    I can’t think of better examples than stylists and mechanics for local—and viral—marketing.

    • Agree with your thoughts, Jen. You’re spot on: I used Yelp! to find not just the salon but the stylist! She was highly recommended as being great for men’s hair. I think small businesses like barbers/stylists/mechanics, etc. are great a this is because they understand every sale is an individual sale – there’s no such thing as a ‘mass market’ when you’re a small business.

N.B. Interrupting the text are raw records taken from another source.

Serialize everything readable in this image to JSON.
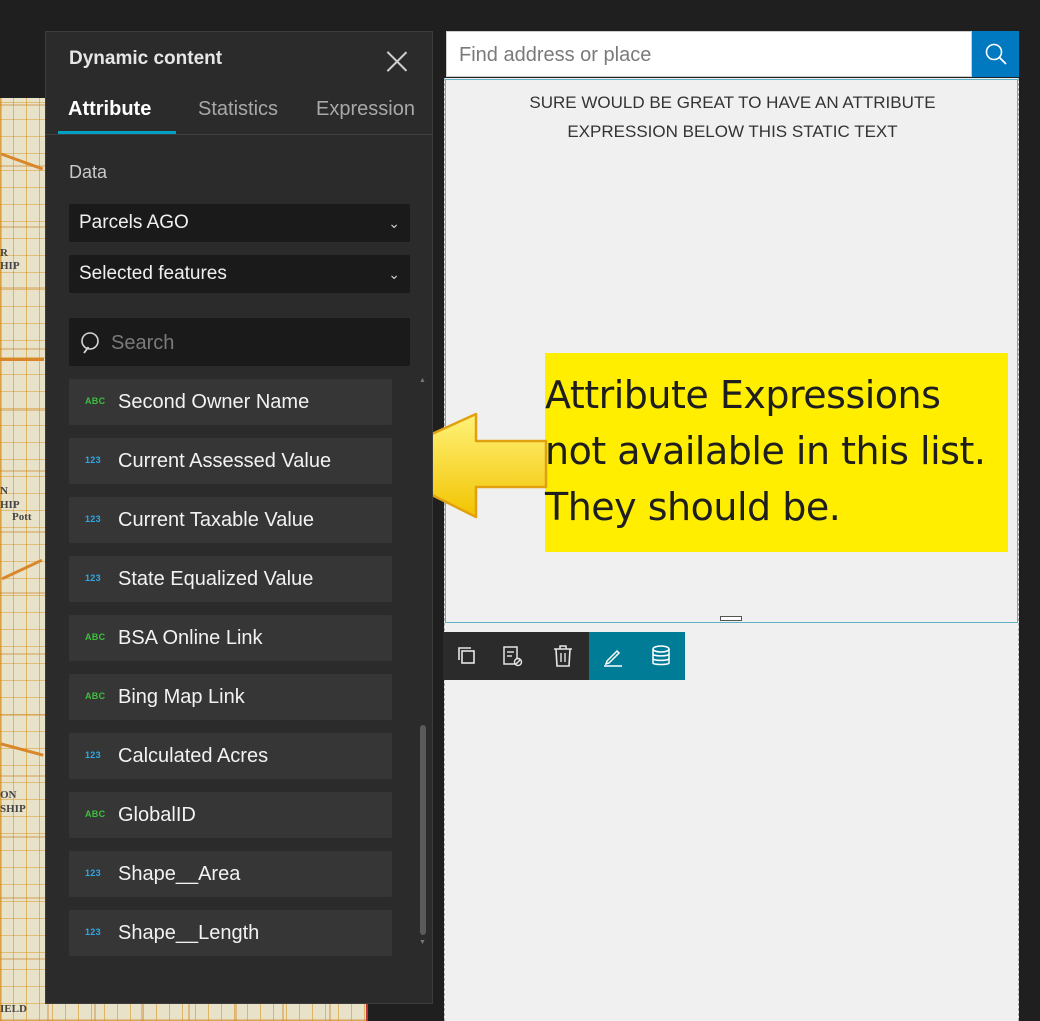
{
  "panel": {
    "title": "Dynamic content",
    "tabs": [
      {
        "label": "Attribute",
        "active": true
      },
      {
        "label": "Statistics",
        "active": false
      },
      {
        "label": "Expression",
        "active": false
      }
    ],
    "data_label": "Data",
    "layer_select": {
      "value": "Parcels AGO",
      "icon": "chevron-down-icon"
    },
    "features_select": {
      "value": "Selected features",
      "icon": "chevron-down-icon"
    },
    "search": {
      "placeholder": "Search",
      "value": ""
    },
    "fields": [
      {
        "type": "ABC",
        "name": "Second Owner Name"
      },
      {
        "type": "123",
        "name": "Current Assessed Value"
      },
      {
        "type": "123",
        "name": "Current Taxable Value"
      },
      {
        "type": "123",
        "name": "State Equalized Value"
      },
      {
        "type": "ABC",
        "name": "BSA Online Link"
      },
      {
        "type": "ABC",
        "name": "Bing Map Link"
      },
      {
        "type": "123",
        "name": "Calculated Acres"
      },
      {
        "type": "ABC",
        "name": "GlobalID"
      },
      {
        "type": "123",
        "name": "Shape__Area"
      },
      {
        "type": "123",
        "name": "Shape__Length"
      }
    ]
  },
  "search_bar": {
    "placeholder": "Find address or place",
    "value": ""
  },
  "text_widget": {
    "static_text": "SURE WOULD BE GREAT TO HAVE AN ATTRIBUTE EXPRESSION BELOW THIS STATIC TEXT"
  },
  "callout": {
    "lines": [
      "Attribute Expressions",
      "not available in this list.",
      "They should be."
    ],
    "color": "#ffee00"
  },
  "toolbar": {
    "tools": [
      "duplicate-icon",
      "clear-format-icon",
      "trash-icon",
      "edit-icon",
      "database-icon"
    ]
  },
  "map": {
    "labels": [
      "R",
      "HIP",
      "N",
      "HIP",
      "Pott",
      "ON",
      "SHIP",
      "IELD"
    ]
  },
  "colors": {
    "accent": "#00a0c6",
    "search_button": "#0079c1",
    "tool_active": "#007c96",
    "type_abc": "#3ebf3e",
    "type_number": "#2ea8e6"
  }
}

Big brands need to learn that too – there’s no such thing as a ‘mass market’ sale…every sale is to an individual person, not a ‘consumer’ in the abstract.

  3. Enjoyed and appreciated the simple truth of this post, and I think it unlocks a more fundamental one for people who are stewards of brands: they’re narratives. In the age of mass media, we could easily convince ourselves that every day in a brand’s life is a clean sheet of paper. It felt like a command-and-control model, where the definition of a brand was whatever its owner decided it was going to be. Enough has been said about why and how that’s not true anymore, but I think we’re only just beginning to face what that means. I, too, grew up in a small town, and I still spend half my time in one… in a tight community, everything you say and do is understood and judged in the context of everything you’ve ever said and done. Good, reliable people are forgiven mistakes, where sketchy people’s mistakes merely get added to the evidence against them, just the way one airline can break a guitar and lose 10% of its market cap, while another one can have the roofs peeling off its planes in flight and barely make the news. Brands are narrative, just like personal reputations have always been. The competent marketer knows his equity is built through a million little transactions like the ones you describe; the brilliant marketer knows his equity is built by his story.

    • Great point. Love your analogy about your deeds being added to the sum total of your deeds before – exactly right. “Brand equity” is built over a long time and is a sum total.

  4. Aw, this was an extremely nice post. Taking the time and actual effort to create a really good article… but what can I say… I put things off a lot and don’t seem to get anything done.

Leave a Reply

You can use these tags: <a href="" title=""> <abbr title=""> <acronym title=""> <b> <blockquote cite=""> <cite> <code> <del datetime=""> <em> <i> <q cite=""> <strike> <strong>